5. Which of the following is NOT a postulate of the Elaboration Likelihood Model?
- The motivation to process a message objectively does not elicit argument scrutiny.
- The motivation and ability to process arguments causes increased use of arguments and lower use of cues.
- Biased processing of a message leads to biased issue-relevant thoughts.
- Elaborate processing of a message causes new, strong attitudes.
6. The Heuristic-Systematic Model (Chaiken, 1987) proposes that ______.
- people expend more effort to assess the quality of message arguments when the motivation and ability to process the message are high than when they are low
- people expend systematic processing when motivation and ability to process the message are high than when they are low
- people will be more likely to utilize simple persuasive cues, or heuristics, when the motivation and ability to process a message are low
- all of these
7. Which is NOT a key assumption of the Heuristic-Systematic Model?
- the ability hypothesis
- the additivity hypothesis
- the dual-motivation hypothesis
- the bias hypothesis
8. Mention a difference between Elaboration Likelihood Model (ELM) and the Heuristic-Systematic Model (HSM).
- The ELM focuses on the motivation to attain correct attitudes, while the HSM predicts that people can be motivated to attain a correct attitude, an attitude that is socially desirable, or an attitude that expresses personal identity and values.
- The HSM allows for cues such as expertise to act as a heuristic, a biasing factor, or as a partial trigger for more processing, whereas the ELM does not.
- The ELM permits multiple roles for variables in the persuasion context whereas the HSM does not.

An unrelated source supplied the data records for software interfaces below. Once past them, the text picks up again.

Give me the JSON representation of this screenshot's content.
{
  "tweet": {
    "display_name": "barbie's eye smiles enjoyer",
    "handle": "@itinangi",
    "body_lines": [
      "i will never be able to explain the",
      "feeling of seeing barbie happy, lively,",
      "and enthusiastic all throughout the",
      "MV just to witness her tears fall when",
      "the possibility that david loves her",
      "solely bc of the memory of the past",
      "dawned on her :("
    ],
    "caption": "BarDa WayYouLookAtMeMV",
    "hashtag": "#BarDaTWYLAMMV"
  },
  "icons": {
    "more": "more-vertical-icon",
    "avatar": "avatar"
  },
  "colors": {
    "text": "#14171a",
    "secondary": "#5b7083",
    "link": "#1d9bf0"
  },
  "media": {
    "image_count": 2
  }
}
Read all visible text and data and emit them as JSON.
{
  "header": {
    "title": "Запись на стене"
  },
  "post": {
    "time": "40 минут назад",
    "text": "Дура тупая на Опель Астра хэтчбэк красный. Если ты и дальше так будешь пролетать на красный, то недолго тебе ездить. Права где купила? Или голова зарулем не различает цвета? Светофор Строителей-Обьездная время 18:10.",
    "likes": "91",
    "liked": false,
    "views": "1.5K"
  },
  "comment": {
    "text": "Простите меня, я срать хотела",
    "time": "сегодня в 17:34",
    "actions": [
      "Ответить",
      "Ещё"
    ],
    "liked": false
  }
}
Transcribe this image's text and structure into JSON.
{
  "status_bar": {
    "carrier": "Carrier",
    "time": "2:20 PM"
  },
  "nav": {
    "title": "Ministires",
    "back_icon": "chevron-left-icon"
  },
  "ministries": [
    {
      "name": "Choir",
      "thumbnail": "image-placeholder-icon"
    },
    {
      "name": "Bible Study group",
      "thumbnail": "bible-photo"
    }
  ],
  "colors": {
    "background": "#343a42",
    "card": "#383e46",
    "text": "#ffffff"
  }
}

- The ELM proposes that people can weigh the strengths or weaknesses more strongly when any of several “biasing” factors are present, whereas the HSM does not.
9. Which of the following statements on dual-process models is correct?
- They predict that the effects of persuasive information depend on the motivation and ability to scrutinize the information.
- Lower motivation and ability cause cues or heuristics to exert a greater effect on attitudes.
- High motivation and ability causes message content to exert a greater effect on attitudes.
- all of these
10. Which of the following statements on dual-process models is correct?
- Complex information may increase reliance on cues even when personal relevance is high.
- Cues and message arguments still have different effects even if they are made equally relevant and easy to process.
- They take meta-cognitions into account.
- They have taken into account how people think about their thoughts.
11. A teacher tells his students that in order to enhance the value of their diploma, he will be much stricter in marking their exams than they are used to. What is likely to happen, according to the Elaboration Likelihood Model?
- The message may influence the students' implicit but not their explicit attitudes towards the stricter regime.
- The students will generate relatively many cognitive responses.
- The students will process the message, but because most don't agree, they will rely on peripheral cues instead of arguments.
- Clever students agree, academically poorer students disagree.
12. Meta-cognitions in a persuasion context are ______.
- thoughts about the personal relevance of the message
- a form of mind wandering with no connection to the persuasive message
- positive or negative cognitive responses with regard to the message content and which determine the direction of attitude change
- thoughts we may have about the thoughts generated by the message